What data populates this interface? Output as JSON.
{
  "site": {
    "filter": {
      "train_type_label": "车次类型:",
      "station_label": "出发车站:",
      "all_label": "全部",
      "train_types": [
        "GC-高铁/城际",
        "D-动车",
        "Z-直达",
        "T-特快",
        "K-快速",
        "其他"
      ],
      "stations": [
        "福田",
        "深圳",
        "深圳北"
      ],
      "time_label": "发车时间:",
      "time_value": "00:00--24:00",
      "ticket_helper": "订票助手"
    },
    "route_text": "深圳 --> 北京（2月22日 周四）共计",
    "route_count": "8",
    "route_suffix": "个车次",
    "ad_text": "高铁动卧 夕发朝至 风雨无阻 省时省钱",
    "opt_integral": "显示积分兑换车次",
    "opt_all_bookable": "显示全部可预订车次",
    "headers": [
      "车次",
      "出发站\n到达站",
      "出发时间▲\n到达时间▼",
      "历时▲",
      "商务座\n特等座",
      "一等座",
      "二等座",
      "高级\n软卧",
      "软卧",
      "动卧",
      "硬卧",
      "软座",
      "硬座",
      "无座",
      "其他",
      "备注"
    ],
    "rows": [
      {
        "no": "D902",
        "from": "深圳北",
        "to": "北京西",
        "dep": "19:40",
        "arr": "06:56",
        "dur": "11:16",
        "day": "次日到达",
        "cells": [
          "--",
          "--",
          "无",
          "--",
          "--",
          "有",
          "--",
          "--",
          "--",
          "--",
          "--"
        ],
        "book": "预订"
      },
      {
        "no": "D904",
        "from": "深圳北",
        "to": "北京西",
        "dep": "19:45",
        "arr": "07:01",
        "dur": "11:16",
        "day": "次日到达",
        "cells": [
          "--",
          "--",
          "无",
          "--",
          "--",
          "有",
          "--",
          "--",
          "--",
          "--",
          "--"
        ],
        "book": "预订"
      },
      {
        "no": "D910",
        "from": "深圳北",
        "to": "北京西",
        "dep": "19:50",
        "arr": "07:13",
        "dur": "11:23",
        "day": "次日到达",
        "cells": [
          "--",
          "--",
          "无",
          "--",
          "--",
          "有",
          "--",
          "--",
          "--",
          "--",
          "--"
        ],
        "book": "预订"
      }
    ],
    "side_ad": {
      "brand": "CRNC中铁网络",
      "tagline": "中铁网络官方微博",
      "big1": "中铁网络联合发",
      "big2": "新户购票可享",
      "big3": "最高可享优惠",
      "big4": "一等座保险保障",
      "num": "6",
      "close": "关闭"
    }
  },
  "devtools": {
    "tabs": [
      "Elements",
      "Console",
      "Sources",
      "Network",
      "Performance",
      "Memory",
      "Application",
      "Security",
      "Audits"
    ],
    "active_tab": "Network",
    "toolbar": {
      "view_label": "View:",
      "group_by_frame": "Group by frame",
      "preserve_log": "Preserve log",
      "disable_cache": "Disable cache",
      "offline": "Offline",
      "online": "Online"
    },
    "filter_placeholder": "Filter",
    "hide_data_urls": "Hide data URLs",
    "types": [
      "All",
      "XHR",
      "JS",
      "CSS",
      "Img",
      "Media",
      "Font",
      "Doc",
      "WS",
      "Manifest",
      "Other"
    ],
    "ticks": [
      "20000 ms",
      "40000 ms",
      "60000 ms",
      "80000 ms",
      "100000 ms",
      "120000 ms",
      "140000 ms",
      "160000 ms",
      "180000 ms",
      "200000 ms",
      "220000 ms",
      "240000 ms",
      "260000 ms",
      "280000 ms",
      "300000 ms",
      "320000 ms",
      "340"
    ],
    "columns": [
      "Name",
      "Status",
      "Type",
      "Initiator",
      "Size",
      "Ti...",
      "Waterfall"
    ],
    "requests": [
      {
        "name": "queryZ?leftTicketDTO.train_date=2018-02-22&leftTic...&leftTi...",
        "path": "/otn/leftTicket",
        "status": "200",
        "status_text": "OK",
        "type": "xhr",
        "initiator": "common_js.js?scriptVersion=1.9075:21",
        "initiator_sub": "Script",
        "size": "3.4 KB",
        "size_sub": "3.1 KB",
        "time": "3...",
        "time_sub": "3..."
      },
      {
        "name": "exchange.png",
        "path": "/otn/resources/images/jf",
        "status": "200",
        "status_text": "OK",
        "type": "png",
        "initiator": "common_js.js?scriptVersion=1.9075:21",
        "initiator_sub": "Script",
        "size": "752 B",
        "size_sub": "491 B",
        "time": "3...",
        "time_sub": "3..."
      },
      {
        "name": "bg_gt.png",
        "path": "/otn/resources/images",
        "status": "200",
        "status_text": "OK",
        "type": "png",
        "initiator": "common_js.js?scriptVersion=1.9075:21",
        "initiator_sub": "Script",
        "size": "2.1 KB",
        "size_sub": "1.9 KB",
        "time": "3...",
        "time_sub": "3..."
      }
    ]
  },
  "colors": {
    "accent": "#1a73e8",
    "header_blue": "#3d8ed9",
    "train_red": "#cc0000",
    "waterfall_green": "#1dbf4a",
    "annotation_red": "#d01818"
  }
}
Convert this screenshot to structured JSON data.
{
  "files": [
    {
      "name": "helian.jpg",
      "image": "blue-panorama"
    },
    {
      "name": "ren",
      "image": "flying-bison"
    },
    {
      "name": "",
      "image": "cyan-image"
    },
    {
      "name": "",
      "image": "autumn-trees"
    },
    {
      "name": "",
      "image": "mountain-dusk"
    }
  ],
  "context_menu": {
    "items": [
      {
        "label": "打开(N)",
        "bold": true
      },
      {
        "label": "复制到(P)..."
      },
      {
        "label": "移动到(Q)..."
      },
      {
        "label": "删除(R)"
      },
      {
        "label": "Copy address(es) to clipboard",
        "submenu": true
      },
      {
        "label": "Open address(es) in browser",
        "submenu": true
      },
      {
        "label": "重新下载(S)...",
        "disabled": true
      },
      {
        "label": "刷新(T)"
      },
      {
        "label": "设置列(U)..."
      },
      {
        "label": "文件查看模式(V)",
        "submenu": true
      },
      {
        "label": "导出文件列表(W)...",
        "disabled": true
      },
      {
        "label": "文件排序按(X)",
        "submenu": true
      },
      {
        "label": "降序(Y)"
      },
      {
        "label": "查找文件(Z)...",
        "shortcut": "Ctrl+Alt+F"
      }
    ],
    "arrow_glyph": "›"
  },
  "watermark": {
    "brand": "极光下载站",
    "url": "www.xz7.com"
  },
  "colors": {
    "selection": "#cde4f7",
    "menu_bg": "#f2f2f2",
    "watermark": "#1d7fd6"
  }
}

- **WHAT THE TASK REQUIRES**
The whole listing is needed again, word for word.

- **RESULT OF THE TASK**
What data populates this interface? Output as JSON.
{
  "site": {
    "filter": {
      "train_type_label": "车次类型:",
      "station_label": "出发车站:",
      "all_label": "全部",
      "train_types": [
        "GC-高铁/城际",
        "D-动车",
        "Z-直达",
        "T-特快",
        "K-快速",
        "其他"
      ],
      "stations": [
        "福田",
        "深圳",
        "深圳北"
      ],
      "time_label": "发车时间:",
      "time_value": "00:00--24:00",
      "ticket_helper": "订票助手"
    },
    "route_text": "深圳 --> 北京（2月22日 周四）共计",
    "route_count": "8",
    "route_suffix": "个车次",
    "ad_text": "高铁动卧 夕发朝至 风雨无阻 省时省钱",
    "opt_integral": "显示积分兑换车次",
    "opt_all_bookable": "显示全部可预订车次",
    "headers": [
      "车次",
      "出发站\n到达站",
      "出发时间▲\n到达时间▼",
      "历时▲",
      "商务座\n特等座",
      "一等座",
      "二等座",
      "高级\n软卧",
      "软卧",
      "动卧",
      "硬卧",
      "软座",
      "硬座",
      "无座",
      "其他",
      "备注"
    ],
    "rows": [
      {
        "no": "D902",
        "from": "深圳北",
        "to": "北京西",
        "dep": "19:40",
        "arr": "06:56",
        "dur": "11:16",
        "day": "次日到达",
        "cells": [
          "--",
          "--",
          "无",
          "--",
          "--",
          "有",
          "--",
          "--",
          "--",
          "--",
          "--"
        ],
        "book": "预订"
      },
      {
        "no": "D904",
        "from": "深圳北",
        "to": "北京西",
        "dep": "19:45",
        "arr": "07:01",
        "dur": "11:16",
        "day": "次日到达",
        "cells": [
          "--",
          "--",
          "无",
          "--",
          "--",
          "有",
          "--",
          "--",
          "--",
          "--",
          "--"
        ],
        "book": "预订"
      },
      {
        "no": "D910",
        "from": "深圳北",
        "to": "北京西",
        "dep": "19:50",
        "arr": "07:13",
        "dur": "11:23",
        "day": "次日到达",
        "cells": [
          "--",
          "--",
          "无",
          "--",
          "--",
          "有",
          "--",
          "--",
          "--",
          "--",
          "--"
        ],
        "book": "预订"
      }
    ],
    "side_ad": {
      "brand": "CRNC中铁网络",
      "tagline": "中铁网络官方微博",
      "big1": "中铁网络联合发",
      "big2": "新户购票可享",
      "big3": "最高可享优惠",
      "big4": "一等座保险保障",
      "num": "6",
      "close": "关闭"
    }
  },
  "devtools": {
    "tabs": [
      "Elements",
      "Console",
      "Sources",
      "Network",
      "Performance",
      "Memory",
      "Application",
      "Security",
      "Audits"
    ],
    "active_tab": "Network",
    "toolbar": {
      "view_label": "View:",
      "group_by_frame": "Group by frame",
      "preserve_log": "Preserve log",
      "disable_cache": "Disable cache",
      "offline": "Offline",
      "online": "Online"
    },
    "filter_placeholder": "Filter",
    "hide_data_urls": "Hide data URLs",
    "types": [
      "All",
      "XHR",
      "JS",
      "CSS",
      "Img",
      "Media",
      "Font",
      "Doc",
      "WS",
      "Manifest",
      "Other"
    ],
    "ticks": [
      "20000 ms",
      "40000 ms",
      "60000 ms",
      "80000 ms",
      "100000 ms",
      "120000 ms",
      "140000 ms",
      "160000 ms",
      "180000 ms",
      "200000 ms",
      "220000 ms",
      "240000 ms",
      "260000 ms",
      "280000 ms",
      "300000 ms",
      "320000 ms",
      "340"
    ],
    "columns": [
      "Name",
      "Status",
      "Type",
      "Initiator",
      "Size",
      "Ti...",
      "Waterfall"
    ],
    "requests": [
      {
        "name": "queryZ?leftTicketDTO.train_date=2018-02-22&leftTic...&leftTi...",
        "path": "/otn/leftTicket",
        "status": "200",
        "status_text": "OK",
        "type": "xhr",
        "initiator": "common_js.js?scriptVersion=1.9075:21",
        "initiator_sub": "Script",
        "size": "3.4 KB",
        "size_sub": "3.1 KB",
        "time": "3...",
        "time_sub": "3..."
      },
      {
        "name": "exchange.png",
        "path": "/otn/resources/images/jf",
        "status": "200",
        "status_text": "OK",
        "type": "png",
        "initiator": "common_js.js?scriptVersion=1.9075:21",
        "initiator_sub": "Script",
        "size": "752 B",
        "size_sub": "491 B",
        "time": "3...",
        "time_sub": "3..."
      },
      {
        "name": "bg_gt.png",
        "path": "/otn/resources/images",
        "status": "200",
        "status_text": "OK",
        "type": "png",
        "initiator": "common_js.js?scriptVersion=1.9075:21",
        "initiator_sub": "Script",
        "size": "2.1 KB",
        "size_sub": "1.9 KB",
        "time": "3...",
        "time_sub": "3..."
      }
    ]
  },
  "colors": {
    "accent": "#1a73e8",
    "header_blue": "#3d8ed9",
    "train_red": "#cc0000",
    "waterfall_green": "#1dbf4a",
    "annotation_red": "#d01818"
  }
}
Convert this screenshot to structured JSON data.
{
  "files": [
    {
      "name": "helian.jpg",
      "image": "blue-panorama"
    },
    {
      "name": "ren",
      "image": "flying-bison"
    },
    {
      "name": "",
      "image": "cyan-image"
    },
    {
      "name": "",
      "image": "autumn-trees"
    },
    {
      "name": "",
      "image": "mountain-dusk"
    }
  ],
  "context_menu": {
    "items": [
      {
        "label": "打开(N)",
        "bold": true
      },
      {
        "label": "复制到(P)..."
      },
      {
        "label": "移动到(Q)..."
      },
      {
        "label": "删除(R)"
      },
      {
        "label": "Copy address(es) to clipboard",
        "submenu": true
      },
      {
        "label": "Open address(es) in browser",
        "submenu": true
      },
      {
        "label": "重新下载(S)...",
        "disabled": true
      },
      {
        "label": "刷新(T)"
      },
      {
        "label": "设置列(U)..."
      },
      {
        "label": "文件查看模式(V)",
        "submenu": true
      },
      {
        "label": "导出文件列表(W)...",
        "disabled": true
      },
      {
        "label": "文件排序按(X)",
        "submenu": true
      },
      {
        "label": "降序(Y)"
      },
      {
        "label": "查找文件(Z)...",
        "shortcut": "Ctrl+Alt+F"
      }
    ],
    "arrow_glyph": "›"
  },
  "watermark": {
    "brand": "极光下载站",
    "url": "www.xz7.com"
  },
  "colors": {
    "selection": "#cde4f7",
    "menu_bg": "#f2f2f2",
    "watermark": "#1d7fd6"
  }
}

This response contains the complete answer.